Why have the band become increasingly political the older you get? Or has it always been there and now you’re bringing it to the fore?
(Chris Lindsay, Scotland)
“Everyone in the band had that Scottish Socialist upbringing. So it’s always been there. We’ve just started writing about different things. Maybe we found it harder to write about these subjects before, but as we’ve gotten to be better songwriters we’ve learned to express ourselves in a more clear and defined way. Also, it’s been twenty years since Thatcher was elected, and we are only now really seeing the damage that she has done to the country. Maybe now is the time to write about it, because it’s more a part of the powerlessness that people have. I’m writing about the culture. Twenty years ago there was a Trade Union movement, and now there is none. Twenty years ago there was a strong left wing opposition, now there is none. It’s a one party state. It’s like America, with a delusion of democracy. So, now we’re in a position where we can write about it, because we’re seeing it and feeling it and we’re angry about it. Although, I know it sounds pretentious, but ‘Imperial’ – which was our third single or something – was about how, if you look at the history of left-wing movements, there’s always in-fighting and they end up killing each other while the right-wing just stand firm and fucking stay in control. That was an early stab.”
Do you think a band can successfully record a rock’n’roll album without any use of guitars?
(James War, Glasgow)
“Yes. The first Suicide album, there’s a great example.”
You’ve always been a fan of Madonna, and you’ve mentioned other pop singers from time to time. What are your top five pop songs?
(Oliver J., London)
“I wouldn’t say I’m a fan of Madonna – I’m a fan of her singles. Last year’s single of the year was ‘Beautiful Stranger‘. There are a lot of great pop singles. Like, Blondie are amazing. But they’re just fucking in another realm, though, they’re incredible. Or I could say T. Rex’s ‘Get It On‘, but that’s a rock’n’roll record. Okay, it would have to be Madonna, ‘Into The Groove‘, then ‘I Feel Love‘ by Donna Summer, ‘Heart Of Glass‘ by Blondie, ‘Blue Monday‘ by New Order, and ‘Sheena Is A Punk Rocker‘ by The Ramones.”
What’s the best possible direct action you would like to see from someone hearing the ‘Exterminator’ LP?
(Michael Lock, Perth)
“Tear their clothes off.”
Do you set out to make your albums appeal to weed smokers with all the weird noises and whatnot or is it just a fluke that they’re the most amazing thing to listen to when stoned?
(Ryan Scott, San Francisco)
“We’re a bunch of psychedelic heads, and if it fucks up our heads then we want it to fuck up your head. Keep on trippin’, brothers and sisters.”.
Do you agree with Alan McGee that the future of music is through downloading off the internet?

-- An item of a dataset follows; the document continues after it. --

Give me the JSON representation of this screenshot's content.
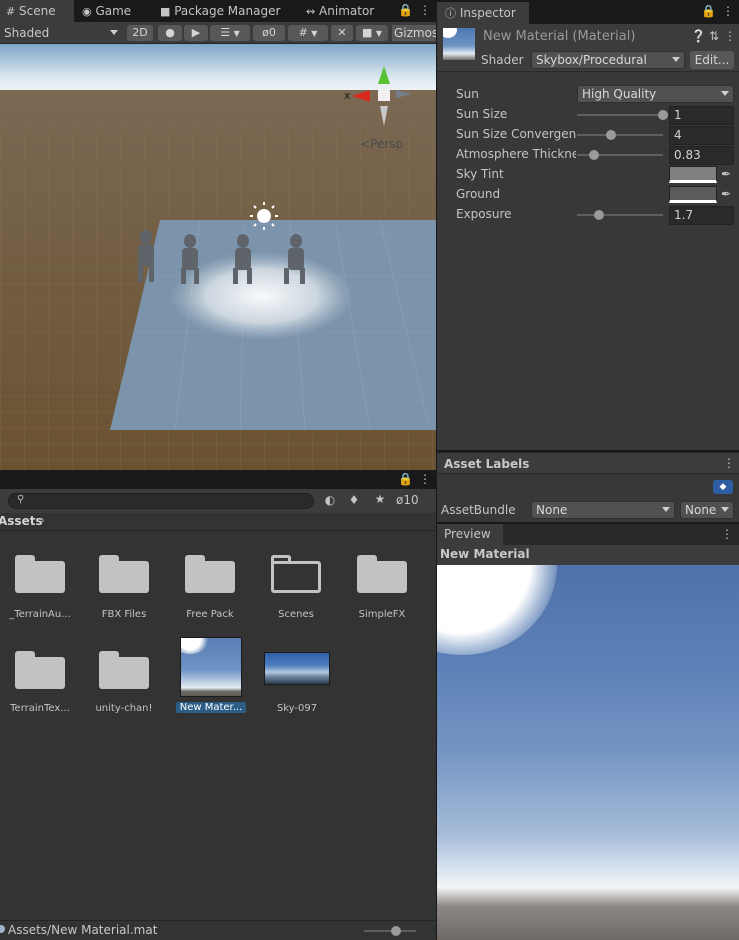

(Warren Duff, Stapolin)
“I don’t know that much about it. But if it destroys record companies, then it’s good. Whatever gives the bands the most artistic freedom and the chance to make more money out of the fruits of their labour than the record company does is alright by me. Because right now, record companies are worse than the fucking mafia. The money that they give you as an advance is just a fucking loan. It’s a debt that’s beyond a mortgage. I mean, we’re okay because we started out with Creation with a 50/50 deal, which a totally Socialist record deal. Most of them only give bands like ten or eleven percent, they just rip people off. I really don’t know about this internet thing, but if it liberates the bands to press up their own CDs and sell them straight without having to deal with the record company middlemen, then I’m all for it.”
Come back to nme.com tomorrow for Part 2 of Bobby Gillespie’s Fan-ish Inquisition…